Work required: For the listing below, show each line that includes the string "JSON".
─── Supplied data
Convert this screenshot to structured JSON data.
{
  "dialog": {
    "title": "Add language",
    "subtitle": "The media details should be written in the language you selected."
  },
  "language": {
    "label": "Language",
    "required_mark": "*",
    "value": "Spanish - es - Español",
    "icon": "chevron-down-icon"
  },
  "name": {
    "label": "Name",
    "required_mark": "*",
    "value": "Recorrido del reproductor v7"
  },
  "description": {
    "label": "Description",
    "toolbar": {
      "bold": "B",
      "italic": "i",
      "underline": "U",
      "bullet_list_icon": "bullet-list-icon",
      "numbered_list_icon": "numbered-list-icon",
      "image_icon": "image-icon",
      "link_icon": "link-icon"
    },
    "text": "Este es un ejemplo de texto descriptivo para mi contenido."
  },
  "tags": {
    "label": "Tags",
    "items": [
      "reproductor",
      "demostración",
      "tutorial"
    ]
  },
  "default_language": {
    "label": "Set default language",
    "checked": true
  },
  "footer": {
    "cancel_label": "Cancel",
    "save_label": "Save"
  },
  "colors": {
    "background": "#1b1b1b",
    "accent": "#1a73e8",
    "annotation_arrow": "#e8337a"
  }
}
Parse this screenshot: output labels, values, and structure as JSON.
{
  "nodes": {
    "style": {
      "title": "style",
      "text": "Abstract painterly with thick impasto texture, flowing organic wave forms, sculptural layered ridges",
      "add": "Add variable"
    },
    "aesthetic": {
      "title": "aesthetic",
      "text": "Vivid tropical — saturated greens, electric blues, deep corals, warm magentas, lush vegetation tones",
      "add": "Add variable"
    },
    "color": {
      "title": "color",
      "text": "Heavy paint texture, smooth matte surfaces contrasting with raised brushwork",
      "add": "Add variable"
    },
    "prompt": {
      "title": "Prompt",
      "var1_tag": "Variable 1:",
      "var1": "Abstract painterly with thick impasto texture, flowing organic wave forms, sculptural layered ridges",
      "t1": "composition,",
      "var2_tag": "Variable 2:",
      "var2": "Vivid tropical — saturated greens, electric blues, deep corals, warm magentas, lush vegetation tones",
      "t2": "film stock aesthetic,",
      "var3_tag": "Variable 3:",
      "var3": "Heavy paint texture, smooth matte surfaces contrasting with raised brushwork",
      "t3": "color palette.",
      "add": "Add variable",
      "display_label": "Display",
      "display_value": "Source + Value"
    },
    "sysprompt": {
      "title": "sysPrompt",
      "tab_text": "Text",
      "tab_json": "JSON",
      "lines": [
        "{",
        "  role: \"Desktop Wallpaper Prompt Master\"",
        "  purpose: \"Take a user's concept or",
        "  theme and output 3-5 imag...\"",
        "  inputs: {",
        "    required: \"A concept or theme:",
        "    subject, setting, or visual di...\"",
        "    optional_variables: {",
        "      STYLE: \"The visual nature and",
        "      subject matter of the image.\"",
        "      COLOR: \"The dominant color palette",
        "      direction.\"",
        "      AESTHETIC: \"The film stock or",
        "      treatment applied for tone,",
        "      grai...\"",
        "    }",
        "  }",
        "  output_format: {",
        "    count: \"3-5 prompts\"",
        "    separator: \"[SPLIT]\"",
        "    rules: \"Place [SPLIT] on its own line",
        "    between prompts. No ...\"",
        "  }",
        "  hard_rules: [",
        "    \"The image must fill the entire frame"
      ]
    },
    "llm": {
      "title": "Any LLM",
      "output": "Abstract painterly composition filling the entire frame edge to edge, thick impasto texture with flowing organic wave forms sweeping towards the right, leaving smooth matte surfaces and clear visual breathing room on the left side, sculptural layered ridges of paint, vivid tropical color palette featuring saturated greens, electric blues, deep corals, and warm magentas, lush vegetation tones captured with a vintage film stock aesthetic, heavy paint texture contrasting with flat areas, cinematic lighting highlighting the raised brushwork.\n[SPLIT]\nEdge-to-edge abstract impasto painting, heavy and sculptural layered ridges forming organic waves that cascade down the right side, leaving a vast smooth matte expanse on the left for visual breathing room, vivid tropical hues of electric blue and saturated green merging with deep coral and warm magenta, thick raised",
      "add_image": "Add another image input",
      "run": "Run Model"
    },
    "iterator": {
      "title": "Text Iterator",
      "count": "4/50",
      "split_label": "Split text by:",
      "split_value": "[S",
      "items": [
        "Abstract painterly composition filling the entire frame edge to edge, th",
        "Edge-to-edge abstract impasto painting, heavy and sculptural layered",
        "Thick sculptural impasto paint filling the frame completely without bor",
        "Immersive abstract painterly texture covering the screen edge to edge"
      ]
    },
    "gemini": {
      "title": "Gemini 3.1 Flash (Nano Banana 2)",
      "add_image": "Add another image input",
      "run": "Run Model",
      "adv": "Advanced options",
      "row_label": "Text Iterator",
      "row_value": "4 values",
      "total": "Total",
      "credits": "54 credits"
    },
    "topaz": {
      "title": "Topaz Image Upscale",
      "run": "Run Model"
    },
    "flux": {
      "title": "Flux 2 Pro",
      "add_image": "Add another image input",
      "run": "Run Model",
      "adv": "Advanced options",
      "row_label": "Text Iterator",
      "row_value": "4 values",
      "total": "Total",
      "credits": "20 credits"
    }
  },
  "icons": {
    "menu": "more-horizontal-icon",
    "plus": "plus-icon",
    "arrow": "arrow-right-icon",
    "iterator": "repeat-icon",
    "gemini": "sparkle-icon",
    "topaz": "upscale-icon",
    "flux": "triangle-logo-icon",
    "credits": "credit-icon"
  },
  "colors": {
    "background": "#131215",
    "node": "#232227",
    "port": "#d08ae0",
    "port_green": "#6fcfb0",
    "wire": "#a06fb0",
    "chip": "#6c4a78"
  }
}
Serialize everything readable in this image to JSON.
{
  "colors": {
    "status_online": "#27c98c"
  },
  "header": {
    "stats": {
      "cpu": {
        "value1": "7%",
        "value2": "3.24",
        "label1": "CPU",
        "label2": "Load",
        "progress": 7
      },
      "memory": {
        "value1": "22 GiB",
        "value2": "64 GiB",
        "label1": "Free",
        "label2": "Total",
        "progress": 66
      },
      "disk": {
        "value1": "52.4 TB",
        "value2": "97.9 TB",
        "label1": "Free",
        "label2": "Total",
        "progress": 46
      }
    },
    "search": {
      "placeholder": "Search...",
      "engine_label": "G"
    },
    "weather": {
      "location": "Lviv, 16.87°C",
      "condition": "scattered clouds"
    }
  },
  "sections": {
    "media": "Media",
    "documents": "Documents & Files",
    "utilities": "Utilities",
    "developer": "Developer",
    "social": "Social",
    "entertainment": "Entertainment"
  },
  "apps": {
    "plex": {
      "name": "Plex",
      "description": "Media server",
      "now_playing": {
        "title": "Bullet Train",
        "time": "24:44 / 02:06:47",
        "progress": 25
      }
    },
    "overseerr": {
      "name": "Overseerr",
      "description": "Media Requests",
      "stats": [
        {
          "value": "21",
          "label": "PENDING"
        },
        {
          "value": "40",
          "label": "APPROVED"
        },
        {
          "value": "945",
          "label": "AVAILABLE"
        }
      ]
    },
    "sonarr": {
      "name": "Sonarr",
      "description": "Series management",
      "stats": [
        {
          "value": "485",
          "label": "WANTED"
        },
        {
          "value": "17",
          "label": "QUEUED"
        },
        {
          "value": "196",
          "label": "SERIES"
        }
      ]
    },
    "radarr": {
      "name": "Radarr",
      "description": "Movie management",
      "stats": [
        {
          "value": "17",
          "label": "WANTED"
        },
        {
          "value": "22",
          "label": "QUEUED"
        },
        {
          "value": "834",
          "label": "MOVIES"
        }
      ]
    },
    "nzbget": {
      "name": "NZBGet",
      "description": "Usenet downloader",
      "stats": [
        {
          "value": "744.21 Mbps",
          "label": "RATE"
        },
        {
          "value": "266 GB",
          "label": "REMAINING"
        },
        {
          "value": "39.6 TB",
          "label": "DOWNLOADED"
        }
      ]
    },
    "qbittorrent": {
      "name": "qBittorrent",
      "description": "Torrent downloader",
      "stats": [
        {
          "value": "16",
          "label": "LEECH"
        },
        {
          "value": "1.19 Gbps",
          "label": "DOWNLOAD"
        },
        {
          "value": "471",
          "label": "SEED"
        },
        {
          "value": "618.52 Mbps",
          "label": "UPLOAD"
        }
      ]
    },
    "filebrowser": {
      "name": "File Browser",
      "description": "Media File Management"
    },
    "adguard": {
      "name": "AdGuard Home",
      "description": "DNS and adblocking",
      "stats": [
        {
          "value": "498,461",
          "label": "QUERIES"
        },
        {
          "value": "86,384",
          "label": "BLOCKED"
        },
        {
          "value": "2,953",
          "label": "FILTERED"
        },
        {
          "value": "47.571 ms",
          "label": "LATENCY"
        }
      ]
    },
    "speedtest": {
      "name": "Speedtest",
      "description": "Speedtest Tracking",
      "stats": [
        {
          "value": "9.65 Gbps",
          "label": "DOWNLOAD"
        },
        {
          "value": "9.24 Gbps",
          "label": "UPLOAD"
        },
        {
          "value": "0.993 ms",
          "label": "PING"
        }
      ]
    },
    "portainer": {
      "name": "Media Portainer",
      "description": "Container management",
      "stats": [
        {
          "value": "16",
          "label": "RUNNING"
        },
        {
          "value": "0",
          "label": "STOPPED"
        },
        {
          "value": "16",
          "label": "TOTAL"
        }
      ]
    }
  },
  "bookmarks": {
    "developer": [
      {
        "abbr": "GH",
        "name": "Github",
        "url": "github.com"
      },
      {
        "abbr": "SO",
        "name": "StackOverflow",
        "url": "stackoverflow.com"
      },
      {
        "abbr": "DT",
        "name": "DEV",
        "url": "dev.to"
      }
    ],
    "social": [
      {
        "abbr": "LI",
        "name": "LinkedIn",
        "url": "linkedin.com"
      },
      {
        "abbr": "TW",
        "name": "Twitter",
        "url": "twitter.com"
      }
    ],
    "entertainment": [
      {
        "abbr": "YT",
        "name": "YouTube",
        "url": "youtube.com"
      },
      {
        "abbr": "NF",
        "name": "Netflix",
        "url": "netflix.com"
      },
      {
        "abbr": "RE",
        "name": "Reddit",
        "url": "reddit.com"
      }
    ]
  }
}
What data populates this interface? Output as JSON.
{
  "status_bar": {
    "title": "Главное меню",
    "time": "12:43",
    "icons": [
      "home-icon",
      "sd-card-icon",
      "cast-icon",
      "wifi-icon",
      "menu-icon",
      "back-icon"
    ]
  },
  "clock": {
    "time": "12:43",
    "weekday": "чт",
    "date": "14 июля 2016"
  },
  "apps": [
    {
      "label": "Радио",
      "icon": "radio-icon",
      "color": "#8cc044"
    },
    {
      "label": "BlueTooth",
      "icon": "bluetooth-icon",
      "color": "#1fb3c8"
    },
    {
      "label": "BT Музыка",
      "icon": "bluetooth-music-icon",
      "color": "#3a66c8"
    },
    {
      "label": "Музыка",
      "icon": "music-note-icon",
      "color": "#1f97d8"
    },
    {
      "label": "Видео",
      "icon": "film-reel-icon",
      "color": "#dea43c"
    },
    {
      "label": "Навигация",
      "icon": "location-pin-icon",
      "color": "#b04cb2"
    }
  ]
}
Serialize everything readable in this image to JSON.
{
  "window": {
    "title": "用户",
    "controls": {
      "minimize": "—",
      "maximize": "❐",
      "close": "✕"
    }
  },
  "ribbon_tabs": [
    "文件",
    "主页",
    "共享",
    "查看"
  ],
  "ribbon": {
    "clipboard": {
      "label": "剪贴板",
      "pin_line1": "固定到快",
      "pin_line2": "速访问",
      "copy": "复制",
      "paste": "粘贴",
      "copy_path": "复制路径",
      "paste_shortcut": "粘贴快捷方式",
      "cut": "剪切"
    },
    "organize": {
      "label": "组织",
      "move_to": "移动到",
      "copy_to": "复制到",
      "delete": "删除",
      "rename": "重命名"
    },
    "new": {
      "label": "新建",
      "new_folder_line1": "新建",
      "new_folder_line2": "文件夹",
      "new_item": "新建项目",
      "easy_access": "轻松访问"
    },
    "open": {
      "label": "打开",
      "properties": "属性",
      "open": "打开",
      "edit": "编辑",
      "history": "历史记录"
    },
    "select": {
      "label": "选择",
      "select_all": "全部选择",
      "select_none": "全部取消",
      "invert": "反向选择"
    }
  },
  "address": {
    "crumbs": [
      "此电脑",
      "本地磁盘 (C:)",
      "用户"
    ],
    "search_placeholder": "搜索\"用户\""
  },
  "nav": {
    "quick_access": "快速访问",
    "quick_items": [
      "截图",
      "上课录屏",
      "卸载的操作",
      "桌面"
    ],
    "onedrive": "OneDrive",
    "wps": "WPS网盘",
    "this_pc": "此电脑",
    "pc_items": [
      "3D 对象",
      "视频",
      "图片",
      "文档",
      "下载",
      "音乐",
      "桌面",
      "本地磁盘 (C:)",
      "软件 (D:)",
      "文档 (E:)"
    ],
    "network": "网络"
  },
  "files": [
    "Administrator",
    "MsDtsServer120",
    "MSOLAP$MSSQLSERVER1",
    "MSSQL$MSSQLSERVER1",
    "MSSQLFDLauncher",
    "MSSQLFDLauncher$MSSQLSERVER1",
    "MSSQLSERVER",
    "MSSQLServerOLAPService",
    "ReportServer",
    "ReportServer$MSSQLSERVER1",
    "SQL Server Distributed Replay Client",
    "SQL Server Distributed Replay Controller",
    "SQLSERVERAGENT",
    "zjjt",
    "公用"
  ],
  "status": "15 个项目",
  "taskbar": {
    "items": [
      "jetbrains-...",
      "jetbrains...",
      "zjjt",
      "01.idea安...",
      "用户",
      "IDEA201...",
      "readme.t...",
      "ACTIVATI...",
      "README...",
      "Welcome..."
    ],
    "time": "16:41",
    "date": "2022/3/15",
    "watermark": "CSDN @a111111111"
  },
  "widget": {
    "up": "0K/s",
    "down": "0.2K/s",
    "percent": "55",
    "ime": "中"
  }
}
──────
Response to this task:
Convert this screenshot to structured JSON data.
Parse this screenshot: output labels, values, and structure as JSON.
      "tab_json": "JSON",
Serialize everything readable in this image to JSON.
What data populates this interface? Output as JSON.
Serialize everything readable in this image to JSON.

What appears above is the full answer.